UC Davis senior gymnast Katie Yamamura was selected as the Mountain Pacific Sports Federation nominee for the NCAA Woman of the Year award, it was announced by the organization. She is one of 140 student-athletes across all three divisions to reach this level.
The WOTY selection committee will choose 10 honorees from each division in August. In September, that group will be pared down to nine finalists — three from each division. The NCAA Committee on Women’s Athletics then will vote among that final nine to determine the 2013 Woman of the Year. The NCAA will announce the winner and honor the top 30 nominees in Indianapolis on Oct. 20.
Yamamura enjoyed what is arguably the finest career in Aggie women’s gymnastics history. She qualified for the NCAA regional three times, won two MPSF Gymnast of the Year nods and claimed 14 All-MPSF awards (including the maximum five in each of her junior and senior years). The Palo Alto native and Gunn High School alumna twice set the school all-around record of 39.325 and twice matched the program vault benchmark of 9.900.
Prior to her arrival at UCD, only four gymnasts had ever broken the 39-point barrier in the all-around, and none had done it more than once. Yamamura hit that milestone 10 times, first surpassing Flora Bare’s old record of 39.200 as a junior, then scoring 39.325 in back-to-back home meets in March of her senior season.
In the classroom, Yamamura garnered her second Capital One Academic All-America At-Large selection in 2013, while adding an NCAA Postgraduate Scholarship Award, an Arthur Ashe Jr. Sports Scholar of the Year nomination and an academic all-conference award. Yamamura graduated in neurobiology, physiology and behavior with a grade-point average of 3.96.
UCD owns a stellar history in the NCAA Woman of the Year program, boasting three past winners.
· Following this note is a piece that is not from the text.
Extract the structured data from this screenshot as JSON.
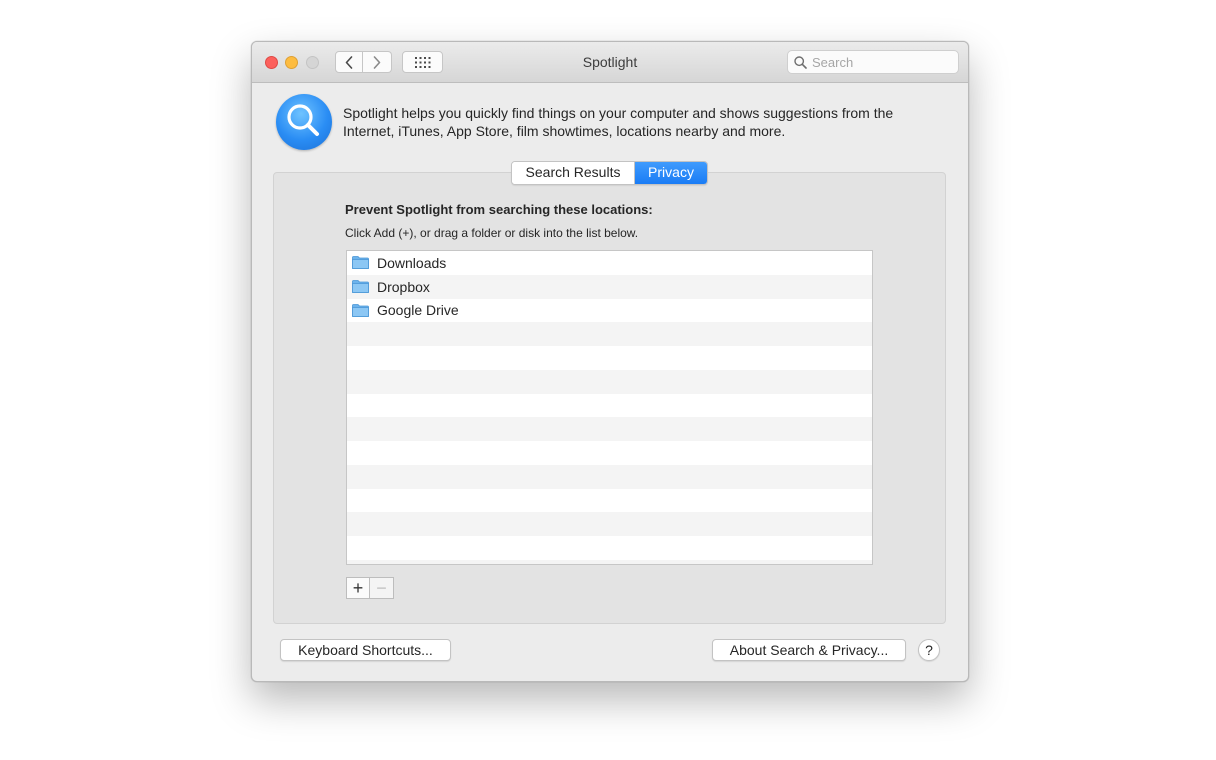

Middle distance runner Jamila Demby won the award in 1999, then her relay teammate Tanisha Silas claimed it in 2002. Two years later, lacrosse player Kelly Albin won both the Woman of the Year and NCAA Today’s Top VIII accolades. Furthermore, track sprinter Kameelah Elarms (2001) and softball pitcher Susan Churchwell (2003) each advanced to the final 10. Soccer player Kim Haskell was the first Aggie to be honored by the program, representing California in 1997.